## Algorithm in Scala

78 lines of Scala (compatible versions 2.13 & 3.0).

## Explanation

We implement several aspects: a LeakyBucket class to contain our state (immutable), as well as a class to describe the leak rate. As a result of the algorithm we also need to implement an extension function `dequeueUpToN`, which allows to dequeue up to `n` values from a Queue (and return 'None' if there are no values at all to dequeue). (this is Â© from www.scala-algorithms.com)

## Scala concepts & Hints

### Def Inside Def

A great aspect of Scala is being able to declare functions inside functions, making it possible to reduce repetition.

It is also frequently used in combination with Tail Recursion.

### Option Type
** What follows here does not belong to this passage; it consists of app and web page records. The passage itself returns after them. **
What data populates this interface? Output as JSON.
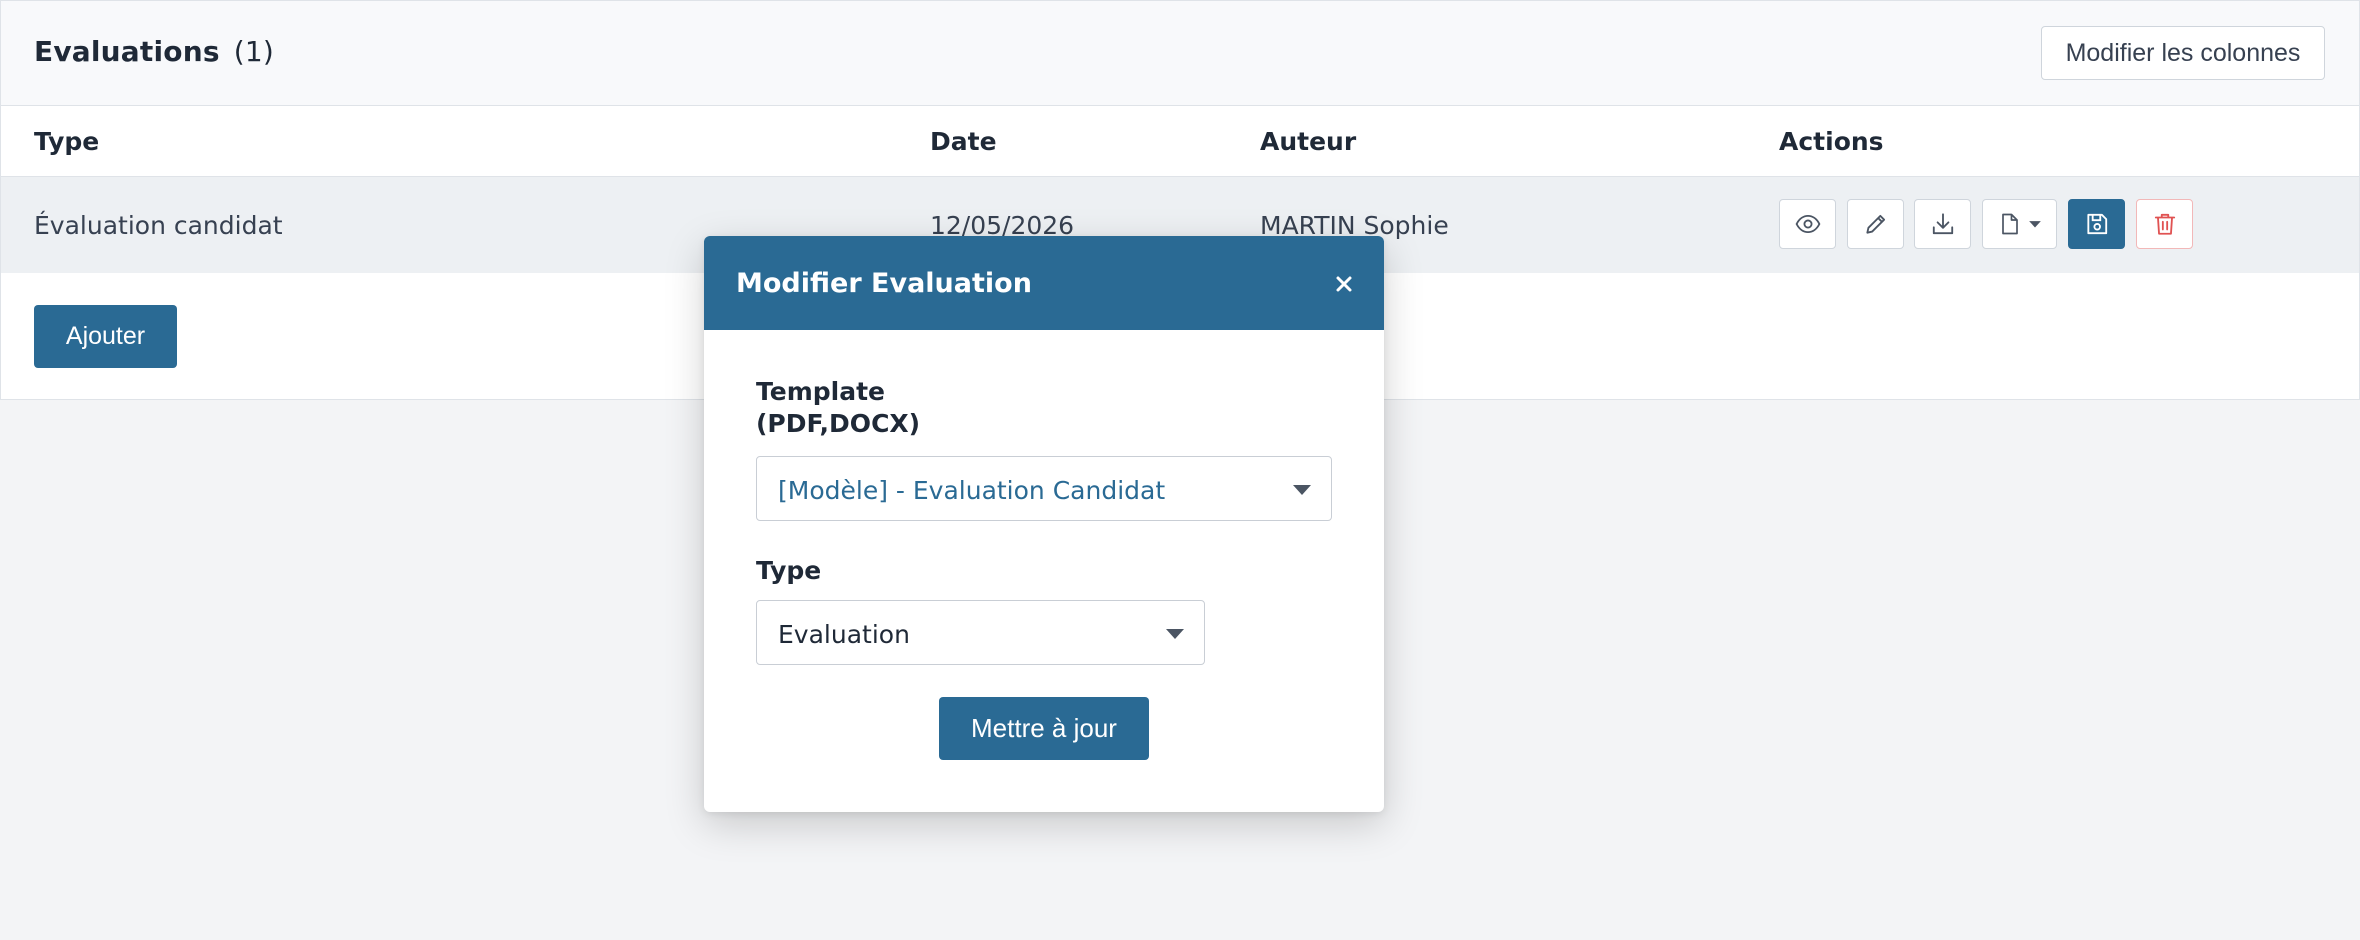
{
  "panel": {
    "title": "Evaluations",
    "count": "(1)",
    "columns_button": "Modifier les colonnes"
  },
  "table": {
    "headers": {
      "type": "Type",
      "date": "Date",
      "author": "Auteur",
      "actions": "Actions"
    },
    "rows": [
      {
        "type": "Évaluation candidat",
        "date": "12/05/2026",
        "author": "MARTIN Sophie"
      }
    ],
    "row_actions": [
      "eye-icon",
      "pencil-icon",
      "download-icon",
      "file-icon",
      "save-icon",
      "trash-icon"
    ]
  },
  "add_button": "Ajouter",
  "modal": {
    "title": "Modifier Evaluation",
    "close_label": "×",
    "template_label_line1": "Template",
    "template_label_line2": "(PDF,DOCX)",
    "template_value": "[Modèle] - Evaluation Candidat",
    "type_label": "Type",
    "type_value": "Evaluation",
    "update_button": "Mettre à jour"
  },
  "colors": {
    "primary": "#2a6a94",
    "danger": "#e05252",
    "link_text": "#2a6a94"
  }
}
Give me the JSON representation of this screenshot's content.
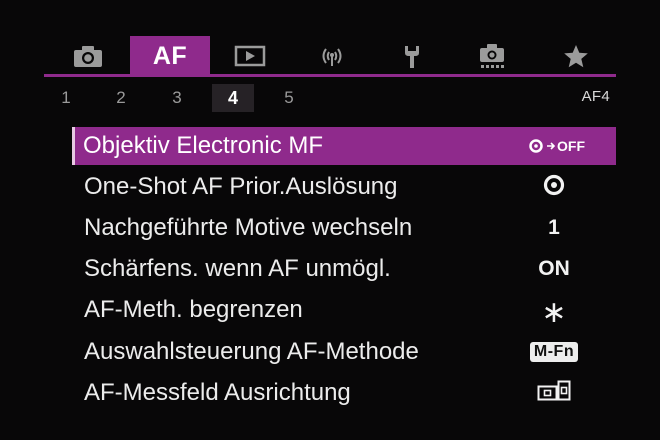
{
  "tabs": [
    {
      "id": "shooting",
      "icon": "camera-icon",
      "label": ""
    },
    {
      "id": "af",
      "icon": "",
      "label": "AF",
      "active": true
    },
    {
      "id": "playback",
      "icon": "playback-icon",
      "label": ""
    },
    {
      "id": "wireless",
      "icon": "wireless-icon",
      "label": ""
    },
    {
      "id": "setup",
      "icon": "wrench-icon",
      "label": ""
    },
    {
      "id": "custom",
      "icon": "custom-camera-icon",
      "label": ""
    },
    {
      "id": "mymenu",
      "icon": "star-icon",
      "label": ""
    }
  ],
  "pages": [
    "1",
    "2",
    "3",
    "4",
    "5"
  ],
  "active_page": "4",
  "page_label": "AF4",
  "menu": [
    {
      "label": "Objektiv Electronic MF",
      "value": "OFF",
      "value_icon": "lens-electronic-mf-icon",
      "selected": true
    },
    {
      "label": "One-Shot AF Prior.Auslösung",
      "value": "",
      "value_icon": "focus-priority-icon"
    },
    {
      "label": "Nachgeführte Motive wechseln",
      "value": "1",
      "value_icon": ""
    },
    {
      "label": "Schärfens. wenn AF unmögl.",
      "value": "ON",
      "value_icon": ""
    },
    {
      "label": "AF-Meth. begrenzen",
      "value": "∗",
      "value_icon": "asterisk-icon"
    },
    {
      "label": "Auswahlsteuerung AF-Methode",
      "value": "M-Fn",
      "value_icon": ""
    },
    {
      "label": "AF-Messfeld Ausrichtung",
      "value": "",
      "value_icon": "af-point-orientation-icon"
    }
  ],
  "colors": {
    "accent": "#8f2a8c",
    "background": "#080708",
    "text": "#ececec",
    "inactive_icon": "#9b9b9b"
  }
}
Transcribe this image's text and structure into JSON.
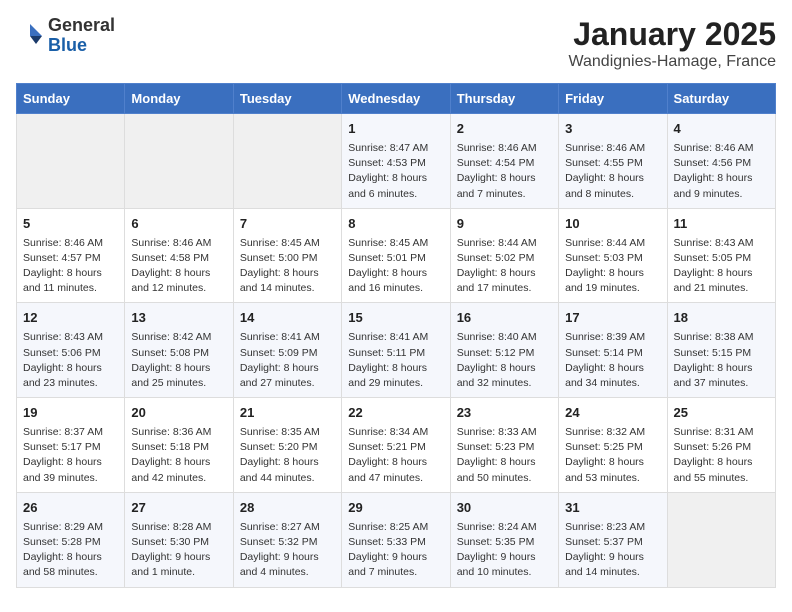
{
  "header": {
    "logo_general": "General",
    "logo_blue": "Blue",
    "month_title": "January 2025",
    "location": "Wandignies-Hamage, France"
  },
  "days_of_week": [
    "Sunday",
    "Monday",
    "Tuesday",
    "Wednesday",
    "Thursday",
    "Friday",
    "Saturday"
  ],
  "weeks": [
    [
      {
        "day": "",
        "content": ""
      },
      {
        "day": "",
        "content": ""
      },
      {
        "day": "",
        "content": ""
      },
      {
        "day": "1",
        "content": "Sunrise: 8:47 AM\nSunset: 4:53 PM\nDaylight: 8 hours\nand 6 minutes."
      },
      {
        "day": "2",
        "content": "Sunrise: 8:46 AM\nSunset: 4:54 PM\nDaylight: 8 hours\nand 7 minutes."
      },
      {
        "day": "3",
        "content": "Sunrise: 8:46 AM\nSunset: 4:55 PM\nDaylight: 8 hours\nand 8 minutes."
      },
      {
        "day": "4",
        "content": "Sunrise: 8:46 AM\nSunset: 4:56 PM\nDaylight: 8 hours\nand 9 minutes."
      }
    ],
    [
      {
        "day": "5",
        "content": "Sunrise: 8:46 AM\nSunset: 4:57 PM\nDaylight: 8 hours\nand 11 minutes."
      },
      {
        "day": "6",
        "content": "Sunrise: 8:46 AM\nSunset: 4:58 PM\nDaylight: 8 hours\nand 12 minutes."
      },
      {
        "day": "7",
        "content": "Sunrise: 8:45 AM\nSunset: 5:00 PM\nDaylight: 8 hours\nand 14 minutes."
      },
      {
        "day": "8",
        "content": "Sunrise: 8:45 AM\nSunset: 5:01 PM\nDaylight: 8 hours\nand 16 minutes."
      },
      {
        "day": "9",
        "content": "Sunrise: 8:44 AM\nSunset: 5:02 PM\nDaylight: 8 hours\nand 17 minutes."
      },
      {
        "day": "10",
        "content": "Sunrise: 8:44 AM\nSunset: 5:03 PM\nDaylight: 8 hours\nand 19 minutes."
      },
      {
        "day": "11",
        "content": "Sunrise: 8:43 AM\nSunset: 5:05 PM\nDaylight: 8 hours\nand 21 minutes."
      }
    ],
    [
      {
        "day": "12",
        "content": "Sunrise: 8:43 AM\nSunset: 5:06 PM\nDaylight: 8 hours\nand 23 minutes."
      },
      {
        "day": "13",
        "content": "Sunrise: 8:42 AM\nSunset: 5:08 PM\nDaylight: 8 hours\nand 25 minutes."
      },
      {
        "day": "14",
        "content": "Sunrise: 8:41 AM\nSunset: 5:09 PM\nDaylight: 8 hours\nand 27 minutes."
      },
      {
        "day": "15",
        "content": "Sunrise: 8:41 AM\nSunset: 5:11 PM\nDaylight: 8 hours\nand 29 minutes."
      },
      {
        "day": "16",
        "content": "Sunrise: 8:40 AM\nSunset: 5:12 PM\nDaylight: 8 hours\nand 32 minutes."
      },
      {
        "day": "17",
        "content": "Sunrise: 8:39 AM\nSunset: 5:14 PM\nDaylight: 8 hours\nand 34 minutes."
      },
      {
        "day": "18",
        "content": "Sunrise: 8:38 AM\nSunset: 5:15 PM\nDaylight: 8 hours\nand 37 minutes."
      }
    ],
    [
      {
        "day": "19",
        "content": "Sunrise: 8:37 AM\nSunset: 5:17 PM\nDaylight: 8 hours\nand 39 minutes."
      },
      {
        "day": "20",
        "content": "Sunrise: 8:36 AM\nSunset: 5:18 PM\nDaylight: 8 hours\nand 42 minutes."
      },
      {
        "day": "21",
        "content": "Sunrise: 8:35 AM\nSunset: 5:20 PM\nDaylight: 8 hours\nand 44 minutes."
      },
      {
        "day": "22",
        "content": "Sunrise: 8:34 AM\nSunset: 5:21 PM\nDaylight: 8 hours\nand 47 minutes."
      },
      {
        "day": "23",
        "content": "Sunrise: 8:33 AM\nSunset: 5:23 PM\nDaylight: 8 hours\nand 50 minutes."
      },
      {
        "day": "24",
        "content": "Sunrise: 8:32 AM\nSunset: 5:25 PM\nDaylight: 8 hours\nand 53 minutes."
      },
      {
        "day": "25",
        "content": "Sunrise: 8:31 AM\nSunset: 5:26 PM\nDaylight: 8 hours\nand 55 minutes."
      }
    ],
    [
      {
        "day": "26",
        "content": "Sunrise: 8:29 AM\nSunset: 5:28 PM\nDaylight: 8 hours\nand 58 minutes."
      },
      {
        "day": "27",
        "content": "Sunrise: 8:28 AM\nSunset: 5:30 PM\nDaylight: 9 hours\nand 1 minute."
      },
      {
        "day": "28",
        "content": "Sunrise: 8:27 AM\nSunset: 5:32 PM\nDaylight: 9 hours\nand 4 minutes."
      },
      {
        "day": "29",
        "content": "Sunrise: 8:25 AM\nSunset: 5:33 PM\nDaylight: 9 hours\nand 7 minutes."
      },
      {
        "day": "30",
        "content": "Sunrise: 8:24 AM\nSunset: 5:35 PM\nDaylight: 9 hours\nand 10 minutes."
      },
      {
        "day": "31",
        "content": "Sunrise: 8:23 AM\nSunset: 5:37 PM\nDaylight: 9 hours\nand 14 minutes."
      },
      {
        "day": "",
        "content": ""
      }
    ]
  ]
}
The 'Option' type is used to describe a computation that either has a result or does not. In Scala, you can 'chain' Option processing, combine with lists and other data structures. For example, you can also turn a pattern-match into a function that return an Option, and vice-versa!

### Pattern Matching

Pattern matching in Scala lets you quickly identify what you are looking for in a data, and also extract it.

### Stack Safety

Stack safety is present where a function cannot crash due to overflowing the limit of number of recursive calls.

This function will work for n = 5, but will not work for n = 2000 (crash with java.lang.StackOverflowError) - however there is a way to fix it :-)

In Scala Algorithms, we try to write the algorithms in a stack-safe way, where possible, so that when you use the algorithms, they will not crash on large inputs. However, stack-safe implementations are often more complex, and in some cases, overly complex, for the task at hand.

### Tail Recursion

In Scala, tail recursion enables you to rewrite a mutable structure such as a while-loop, into an immutable algorithm.